_Entries from a dataset of interfaces_
::::::::
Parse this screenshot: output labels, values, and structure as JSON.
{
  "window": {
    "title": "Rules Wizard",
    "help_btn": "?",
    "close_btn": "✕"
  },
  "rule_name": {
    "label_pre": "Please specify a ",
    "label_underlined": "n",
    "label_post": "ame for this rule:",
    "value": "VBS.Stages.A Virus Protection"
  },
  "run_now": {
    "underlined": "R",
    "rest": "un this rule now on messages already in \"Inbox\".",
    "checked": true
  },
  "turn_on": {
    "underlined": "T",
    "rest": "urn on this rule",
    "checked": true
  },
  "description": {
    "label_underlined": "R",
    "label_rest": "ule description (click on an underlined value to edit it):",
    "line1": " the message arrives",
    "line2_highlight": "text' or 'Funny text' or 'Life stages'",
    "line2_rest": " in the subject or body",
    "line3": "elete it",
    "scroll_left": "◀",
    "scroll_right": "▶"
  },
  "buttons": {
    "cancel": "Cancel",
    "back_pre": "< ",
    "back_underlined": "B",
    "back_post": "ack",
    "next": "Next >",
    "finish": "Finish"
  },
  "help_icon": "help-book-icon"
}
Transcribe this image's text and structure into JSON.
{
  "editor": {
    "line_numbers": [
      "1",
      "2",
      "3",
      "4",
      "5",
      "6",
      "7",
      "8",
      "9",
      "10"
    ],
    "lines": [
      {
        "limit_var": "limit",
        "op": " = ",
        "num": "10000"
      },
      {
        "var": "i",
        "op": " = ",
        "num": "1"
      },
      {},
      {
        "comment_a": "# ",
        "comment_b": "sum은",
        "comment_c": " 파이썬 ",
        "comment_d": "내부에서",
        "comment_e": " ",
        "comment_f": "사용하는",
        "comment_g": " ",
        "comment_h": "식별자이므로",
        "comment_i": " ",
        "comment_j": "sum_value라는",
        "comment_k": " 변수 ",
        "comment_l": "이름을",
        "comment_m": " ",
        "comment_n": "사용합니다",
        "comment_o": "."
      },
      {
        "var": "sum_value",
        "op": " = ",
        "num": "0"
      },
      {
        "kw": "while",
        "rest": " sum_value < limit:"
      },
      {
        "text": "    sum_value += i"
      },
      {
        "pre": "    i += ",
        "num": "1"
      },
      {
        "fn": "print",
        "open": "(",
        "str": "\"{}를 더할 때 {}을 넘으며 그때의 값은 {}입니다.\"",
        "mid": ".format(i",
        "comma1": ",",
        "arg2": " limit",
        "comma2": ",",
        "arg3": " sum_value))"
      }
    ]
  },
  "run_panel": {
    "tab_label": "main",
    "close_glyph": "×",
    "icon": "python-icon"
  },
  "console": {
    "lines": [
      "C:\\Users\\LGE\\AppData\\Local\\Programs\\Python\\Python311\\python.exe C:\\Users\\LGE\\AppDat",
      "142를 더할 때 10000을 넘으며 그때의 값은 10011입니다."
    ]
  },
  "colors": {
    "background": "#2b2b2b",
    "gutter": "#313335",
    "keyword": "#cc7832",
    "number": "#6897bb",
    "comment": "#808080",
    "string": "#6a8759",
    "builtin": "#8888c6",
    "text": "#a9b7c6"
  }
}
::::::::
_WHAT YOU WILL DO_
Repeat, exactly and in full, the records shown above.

_OUTPUT_
Parse this screenshot: output labels, values, and structure as JSON.
{
  "window": {
    "title": "Rules Wizard",
    "help_btn": "?",
    "close_btn": "✕"
  },
  "rule_name": {
    "label_pre": "Please specify a ",
    "label_underlined": "n",
    "label_post": "ame for this rule:",
    "value": "VBS.Stages.A Virus Protection"
  },
  "run_now": {
    "underlined": "R",
    "rest": "un this rule now on messages already in \"Inbox\".",
    "checked": true
  },
  "turn_on": {
    "underlined": "T",
    "rest": "urn on this rule",
    "checked": true
  },
  "description": {
    "label_underlined": "R",
    "label_rest": "ule description (click on an underlined value to edit it):",
    "line1": " the message arrives",
    "line2_highlight": "text' or 'Funny text' or 'Life stages'",
    "line2_rest": " in the subject or body",
    "line3": "elete it",
    "scroll_left": "◀",
    "scroll_right": "▶"
  },
  "buttons": {
    "cancel": "Cancel",
    "back_pre": "< ",
    "back_underlined": "B",
    "back_post": "ack",
    "next": "Next >",
    "finish": "Finish"
  },
  "help_icon": "help-book-icon"
}
Transcribe this image's text and structure into JSON.
{
  "editor": {
    "line_numbers": [
      "1",
      "2",
      "3",
      "4",
      "5",
      "6",
      "7",
      "8",
      "9",
      "10"
    ],
    "lines": [
      {
        "limit_var": "limit",
        "op": " = ",
        "num": "10000"
      },
      {
        "var": "i",
        "op": " = ",
        "num": "1"
      },
      {},
      {
        "comment_a": "# ",
        "comment_b": "sum은",
        "comment_c": " 파이썬 ",
        "comment_d": "내부에서",
        "comment_e": " ",
        "comment_f": "사용하는",
        "comment_g": " ",
        "comment_h": "식별자이므로",
        "comment_i": " ",
        "comment_j": "sum_value라는",
        "comment_k": " 변수 ",
        "comment_l": "이름을",
        "comment_m": " ",
        "comment_n": "사용합니다",
        "comment_o": "."
      },
      {
        "var": "sum_value",
        "op": " = ",
        "num": "0"
      },
      {
        "kw": "while",
        "rest": " sum_value < limit:"
      },
      {
        "text": "    sum_value += i"
      },
      {
        "pre": "    i += ",
        "num": "1"
      },
      {
        "fn": "print",
        "open": "(",
        "str": "\"{}를 더할 때 {}을 넘으며 그때의 값은 {}입니다.\"",
        "mid": ".format(i",
        "comma1": ",",
        "arg2": " limit",
        "comma2": ",",
        "arg3": " sum_value))"
      }
    ]
  },
  "run_panel": {
    "tab_label": "main",
    "close_glyph": "×",
    "icon": "python-icon"
  },
  "console": {
    "lines": [
      "C:\\Users\\LGE\\AppData\\Local\\Programs\\Python\\Python311\\python.exe C:\\Users\\LGE\\AppDat",
      "142를 더할 때 10000을 넘으며 그때의 값은 10011입니다."
    ]
  },
  "colors": {
    "background": "#2b2b2b",
    "gutter": "#313335",
    "keyword": "#cc7832",
    "number": "#6897bb",
    "comment": "#808080",
    "string": "#6a8759",
    "builtin": "#8888c6",
    "text": "#a9b7c6"
  }
}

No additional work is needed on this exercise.